What to do: How many lines of these entries include the string "JobListServiceImplServiceSoapBinding"? State the number alone.

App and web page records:
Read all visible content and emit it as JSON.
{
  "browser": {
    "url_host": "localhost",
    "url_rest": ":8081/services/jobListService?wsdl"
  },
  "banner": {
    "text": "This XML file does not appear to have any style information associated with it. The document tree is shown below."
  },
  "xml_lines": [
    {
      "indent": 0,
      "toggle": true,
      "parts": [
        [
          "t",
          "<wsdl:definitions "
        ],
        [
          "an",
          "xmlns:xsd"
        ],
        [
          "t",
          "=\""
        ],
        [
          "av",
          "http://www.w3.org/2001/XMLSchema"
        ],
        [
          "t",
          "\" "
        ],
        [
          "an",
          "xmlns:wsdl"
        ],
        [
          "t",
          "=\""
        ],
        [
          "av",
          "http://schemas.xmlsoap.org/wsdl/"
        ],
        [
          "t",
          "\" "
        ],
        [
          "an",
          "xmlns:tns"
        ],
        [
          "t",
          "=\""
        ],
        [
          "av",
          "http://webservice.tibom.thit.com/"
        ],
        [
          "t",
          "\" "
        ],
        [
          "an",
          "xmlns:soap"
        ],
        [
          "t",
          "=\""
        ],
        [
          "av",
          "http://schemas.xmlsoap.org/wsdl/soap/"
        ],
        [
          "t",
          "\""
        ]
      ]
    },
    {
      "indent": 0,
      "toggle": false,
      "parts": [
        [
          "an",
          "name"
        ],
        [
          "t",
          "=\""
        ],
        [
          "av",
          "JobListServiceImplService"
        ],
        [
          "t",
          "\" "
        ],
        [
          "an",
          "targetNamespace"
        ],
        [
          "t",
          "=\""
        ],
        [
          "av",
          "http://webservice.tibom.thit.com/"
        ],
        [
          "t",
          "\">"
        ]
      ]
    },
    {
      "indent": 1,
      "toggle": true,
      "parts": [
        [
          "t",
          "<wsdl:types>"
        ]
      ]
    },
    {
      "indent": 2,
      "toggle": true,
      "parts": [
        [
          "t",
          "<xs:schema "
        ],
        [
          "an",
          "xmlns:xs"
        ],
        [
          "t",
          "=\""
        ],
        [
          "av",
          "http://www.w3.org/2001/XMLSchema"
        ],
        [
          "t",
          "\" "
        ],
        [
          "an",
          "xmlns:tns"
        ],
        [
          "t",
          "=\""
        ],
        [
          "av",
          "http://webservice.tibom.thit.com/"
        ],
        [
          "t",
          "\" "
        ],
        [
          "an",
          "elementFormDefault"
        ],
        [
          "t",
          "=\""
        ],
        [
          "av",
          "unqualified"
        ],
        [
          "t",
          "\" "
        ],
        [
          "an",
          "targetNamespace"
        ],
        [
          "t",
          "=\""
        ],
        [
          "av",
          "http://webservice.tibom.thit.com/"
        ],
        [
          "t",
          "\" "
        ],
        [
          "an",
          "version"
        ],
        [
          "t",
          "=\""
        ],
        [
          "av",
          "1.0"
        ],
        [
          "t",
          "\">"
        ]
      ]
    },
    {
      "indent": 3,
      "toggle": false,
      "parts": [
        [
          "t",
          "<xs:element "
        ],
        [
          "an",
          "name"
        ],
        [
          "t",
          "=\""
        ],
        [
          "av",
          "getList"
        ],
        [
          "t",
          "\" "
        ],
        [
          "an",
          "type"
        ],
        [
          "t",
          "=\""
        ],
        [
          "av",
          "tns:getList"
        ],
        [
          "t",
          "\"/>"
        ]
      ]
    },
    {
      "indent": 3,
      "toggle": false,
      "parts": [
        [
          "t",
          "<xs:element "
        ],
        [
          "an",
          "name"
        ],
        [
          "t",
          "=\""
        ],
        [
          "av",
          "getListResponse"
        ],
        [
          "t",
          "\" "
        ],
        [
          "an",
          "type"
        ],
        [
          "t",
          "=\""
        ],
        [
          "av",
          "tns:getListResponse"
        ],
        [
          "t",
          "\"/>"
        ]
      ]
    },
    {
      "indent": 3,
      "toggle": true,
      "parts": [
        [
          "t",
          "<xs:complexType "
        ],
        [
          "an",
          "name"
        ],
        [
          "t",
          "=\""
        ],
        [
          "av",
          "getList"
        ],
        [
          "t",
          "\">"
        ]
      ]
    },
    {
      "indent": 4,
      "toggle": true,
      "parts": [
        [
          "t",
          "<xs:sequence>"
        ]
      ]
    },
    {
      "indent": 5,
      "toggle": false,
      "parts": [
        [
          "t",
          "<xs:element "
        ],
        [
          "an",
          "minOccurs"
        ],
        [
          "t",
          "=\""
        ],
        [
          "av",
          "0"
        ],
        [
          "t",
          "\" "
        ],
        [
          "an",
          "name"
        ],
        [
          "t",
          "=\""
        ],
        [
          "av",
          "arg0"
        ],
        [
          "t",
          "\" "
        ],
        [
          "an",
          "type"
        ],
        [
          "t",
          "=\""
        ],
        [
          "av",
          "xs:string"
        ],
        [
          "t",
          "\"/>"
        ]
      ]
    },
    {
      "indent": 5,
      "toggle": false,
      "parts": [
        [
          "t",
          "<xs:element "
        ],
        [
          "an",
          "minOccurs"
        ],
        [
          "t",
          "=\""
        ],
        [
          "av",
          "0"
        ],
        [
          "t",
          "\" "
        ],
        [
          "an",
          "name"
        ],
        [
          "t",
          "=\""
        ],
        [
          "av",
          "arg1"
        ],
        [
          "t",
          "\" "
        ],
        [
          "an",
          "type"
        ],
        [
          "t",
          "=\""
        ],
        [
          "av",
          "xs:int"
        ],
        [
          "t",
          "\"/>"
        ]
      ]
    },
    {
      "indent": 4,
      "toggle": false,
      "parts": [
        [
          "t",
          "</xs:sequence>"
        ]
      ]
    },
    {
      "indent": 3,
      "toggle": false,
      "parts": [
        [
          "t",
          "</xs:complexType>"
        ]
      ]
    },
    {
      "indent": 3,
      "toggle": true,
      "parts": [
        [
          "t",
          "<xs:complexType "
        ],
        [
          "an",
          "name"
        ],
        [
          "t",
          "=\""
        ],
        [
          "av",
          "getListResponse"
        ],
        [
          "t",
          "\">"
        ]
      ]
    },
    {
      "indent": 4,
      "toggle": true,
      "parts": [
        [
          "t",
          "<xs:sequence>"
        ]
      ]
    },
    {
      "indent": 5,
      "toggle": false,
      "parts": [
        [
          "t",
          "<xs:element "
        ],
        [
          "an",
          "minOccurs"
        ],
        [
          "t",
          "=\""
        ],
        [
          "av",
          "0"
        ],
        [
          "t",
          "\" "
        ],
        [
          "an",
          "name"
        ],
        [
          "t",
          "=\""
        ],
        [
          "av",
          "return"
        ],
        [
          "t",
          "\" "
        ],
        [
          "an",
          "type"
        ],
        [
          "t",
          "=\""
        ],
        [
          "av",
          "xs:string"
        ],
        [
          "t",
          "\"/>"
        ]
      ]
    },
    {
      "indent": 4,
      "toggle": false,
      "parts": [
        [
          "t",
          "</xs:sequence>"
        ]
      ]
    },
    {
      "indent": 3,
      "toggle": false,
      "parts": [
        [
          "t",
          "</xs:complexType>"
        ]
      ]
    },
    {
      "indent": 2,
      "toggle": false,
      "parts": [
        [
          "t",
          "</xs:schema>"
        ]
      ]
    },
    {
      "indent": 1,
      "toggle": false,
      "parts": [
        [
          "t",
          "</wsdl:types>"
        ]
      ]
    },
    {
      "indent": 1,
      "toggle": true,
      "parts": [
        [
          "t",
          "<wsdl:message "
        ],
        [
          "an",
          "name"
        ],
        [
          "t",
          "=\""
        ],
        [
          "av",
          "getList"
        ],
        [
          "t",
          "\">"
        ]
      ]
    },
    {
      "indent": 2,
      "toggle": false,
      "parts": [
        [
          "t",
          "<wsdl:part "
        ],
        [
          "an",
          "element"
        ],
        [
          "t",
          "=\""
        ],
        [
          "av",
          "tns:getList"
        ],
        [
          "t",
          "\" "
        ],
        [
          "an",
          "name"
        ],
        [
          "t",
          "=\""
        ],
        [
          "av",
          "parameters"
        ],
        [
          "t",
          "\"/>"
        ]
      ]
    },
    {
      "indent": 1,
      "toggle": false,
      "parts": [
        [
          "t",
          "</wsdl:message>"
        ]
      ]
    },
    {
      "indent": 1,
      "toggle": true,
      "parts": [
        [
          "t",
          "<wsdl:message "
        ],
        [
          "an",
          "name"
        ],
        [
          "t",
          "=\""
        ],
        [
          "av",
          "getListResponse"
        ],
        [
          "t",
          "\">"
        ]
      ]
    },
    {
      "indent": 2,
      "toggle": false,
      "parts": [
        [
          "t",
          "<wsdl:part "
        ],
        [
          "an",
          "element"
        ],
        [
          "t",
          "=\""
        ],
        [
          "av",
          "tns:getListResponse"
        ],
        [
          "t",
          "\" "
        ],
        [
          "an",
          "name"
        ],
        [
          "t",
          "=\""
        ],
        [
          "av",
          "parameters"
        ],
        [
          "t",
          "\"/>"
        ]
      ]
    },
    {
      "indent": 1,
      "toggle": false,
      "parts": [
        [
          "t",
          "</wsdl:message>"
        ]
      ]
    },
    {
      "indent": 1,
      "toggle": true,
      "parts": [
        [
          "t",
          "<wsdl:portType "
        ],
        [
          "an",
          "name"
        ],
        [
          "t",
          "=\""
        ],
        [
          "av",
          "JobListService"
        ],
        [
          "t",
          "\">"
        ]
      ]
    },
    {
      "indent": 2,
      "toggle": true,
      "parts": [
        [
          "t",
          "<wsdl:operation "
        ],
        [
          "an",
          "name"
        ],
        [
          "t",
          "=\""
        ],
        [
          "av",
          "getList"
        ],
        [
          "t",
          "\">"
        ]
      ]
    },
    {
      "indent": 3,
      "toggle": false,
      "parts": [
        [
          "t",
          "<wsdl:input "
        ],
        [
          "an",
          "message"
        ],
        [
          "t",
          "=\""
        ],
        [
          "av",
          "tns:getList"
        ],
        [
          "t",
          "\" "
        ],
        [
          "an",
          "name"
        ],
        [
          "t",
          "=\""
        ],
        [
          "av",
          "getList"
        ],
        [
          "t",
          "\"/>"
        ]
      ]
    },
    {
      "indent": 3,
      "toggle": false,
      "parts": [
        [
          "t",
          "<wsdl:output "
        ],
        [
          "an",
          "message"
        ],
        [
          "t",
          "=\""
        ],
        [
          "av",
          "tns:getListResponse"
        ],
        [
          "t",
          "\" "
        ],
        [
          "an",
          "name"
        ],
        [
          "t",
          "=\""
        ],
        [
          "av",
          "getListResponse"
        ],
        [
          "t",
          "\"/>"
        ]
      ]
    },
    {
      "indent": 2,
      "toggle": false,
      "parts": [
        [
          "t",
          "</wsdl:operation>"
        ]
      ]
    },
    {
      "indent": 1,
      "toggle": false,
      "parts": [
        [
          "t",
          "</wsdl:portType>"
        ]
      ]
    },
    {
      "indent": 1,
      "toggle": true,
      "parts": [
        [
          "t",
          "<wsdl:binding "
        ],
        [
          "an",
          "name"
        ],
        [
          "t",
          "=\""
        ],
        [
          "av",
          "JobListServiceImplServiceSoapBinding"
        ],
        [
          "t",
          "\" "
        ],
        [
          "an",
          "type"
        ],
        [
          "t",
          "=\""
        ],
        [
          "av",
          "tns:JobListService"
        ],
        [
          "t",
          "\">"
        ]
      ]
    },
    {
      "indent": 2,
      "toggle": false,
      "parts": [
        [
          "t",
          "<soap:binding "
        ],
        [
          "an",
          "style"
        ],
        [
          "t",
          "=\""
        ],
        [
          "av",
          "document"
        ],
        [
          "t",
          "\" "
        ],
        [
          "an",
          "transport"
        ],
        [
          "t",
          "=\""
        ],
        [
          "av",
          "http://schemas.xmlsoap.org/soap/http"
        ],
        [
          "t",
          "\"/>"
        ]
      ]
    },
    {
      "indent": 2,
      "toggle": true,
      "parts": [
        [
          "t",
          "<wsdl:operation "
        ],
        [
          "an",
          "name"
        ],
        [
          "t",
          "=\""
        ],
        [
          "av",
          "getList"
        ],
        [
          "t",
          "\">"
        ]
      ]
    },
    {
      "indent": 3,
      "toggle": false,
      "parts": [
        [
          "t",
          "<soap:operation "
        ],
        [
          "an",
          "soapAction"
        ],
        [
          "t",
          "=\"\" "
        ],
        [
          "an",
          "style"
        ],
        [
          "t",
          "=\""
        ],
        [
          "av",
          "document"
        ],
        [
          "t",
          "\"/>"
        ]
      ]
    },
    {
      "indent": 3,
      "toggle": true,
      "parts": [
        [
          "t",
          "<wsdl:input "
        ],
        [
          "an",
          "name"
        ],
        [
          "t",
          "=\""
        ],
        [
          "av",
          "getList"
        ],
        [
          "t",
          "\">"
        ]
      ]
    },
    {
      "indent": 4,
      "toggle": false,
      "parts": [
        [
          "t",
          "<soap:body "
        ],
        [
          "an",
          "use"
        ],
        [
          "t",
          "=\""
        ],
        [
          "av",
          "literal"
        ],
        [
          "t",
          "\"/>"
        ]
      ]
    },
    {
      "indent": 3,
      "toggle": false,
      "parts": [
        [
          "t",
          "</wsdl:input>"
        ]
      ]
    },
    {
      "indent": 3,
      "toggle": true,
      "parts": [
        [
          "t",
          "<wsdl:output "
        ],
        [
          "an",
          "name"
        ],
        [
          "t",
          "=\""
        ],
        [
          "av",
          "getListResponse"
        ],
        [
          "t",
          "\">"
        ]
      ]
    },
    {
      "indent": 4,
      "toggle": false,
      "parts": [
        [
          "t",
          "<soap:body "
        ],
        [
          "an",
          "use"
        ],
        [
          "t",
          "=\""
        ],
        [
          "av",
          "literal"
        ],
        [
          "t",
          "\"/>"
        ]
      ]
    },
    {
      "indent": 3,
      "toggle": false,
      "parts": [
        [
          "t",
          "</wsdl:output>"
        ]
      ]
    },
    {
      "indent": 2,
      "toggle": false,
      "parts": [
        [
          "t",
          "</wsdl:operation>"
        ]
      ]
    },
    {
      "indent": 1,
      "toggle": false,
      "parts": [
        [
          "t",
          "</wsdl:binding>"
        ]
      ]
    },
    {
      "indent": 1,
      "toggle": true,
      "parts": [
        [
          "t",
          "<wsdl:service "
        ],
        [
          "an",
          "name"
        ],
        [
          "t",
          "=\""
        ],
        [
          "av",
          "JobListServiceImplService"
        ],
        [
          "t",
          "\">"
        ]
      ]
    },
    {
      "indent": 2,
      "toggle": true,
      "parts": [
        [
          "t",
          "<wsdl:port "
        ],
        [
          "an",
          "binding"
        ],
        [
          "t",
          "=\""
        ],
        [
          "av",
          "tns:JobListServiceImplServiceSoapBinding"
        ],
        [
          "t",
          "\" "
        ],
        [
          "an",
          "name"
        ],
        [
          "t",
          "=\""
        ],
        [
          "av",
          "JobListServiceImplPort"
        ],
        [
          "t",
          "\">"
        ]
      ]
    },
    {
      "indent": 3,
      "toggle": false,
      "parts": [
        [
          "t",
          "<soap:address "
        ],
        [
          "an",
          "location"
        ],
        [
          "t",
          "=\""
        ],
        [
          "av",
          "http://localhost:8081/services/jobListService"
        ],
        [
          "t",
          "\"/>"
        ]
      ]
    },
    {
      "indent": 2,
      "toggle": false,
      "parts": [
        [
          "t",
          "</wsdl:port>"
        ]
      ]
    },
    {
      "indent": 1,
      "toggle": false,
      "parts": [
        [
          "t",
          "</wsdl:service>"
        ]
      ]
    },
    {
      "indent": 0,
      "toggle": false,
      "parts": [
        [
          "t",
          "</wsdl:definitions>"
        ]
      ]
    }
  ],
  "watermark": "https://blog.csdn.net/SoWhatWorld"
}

Completed exercise: 2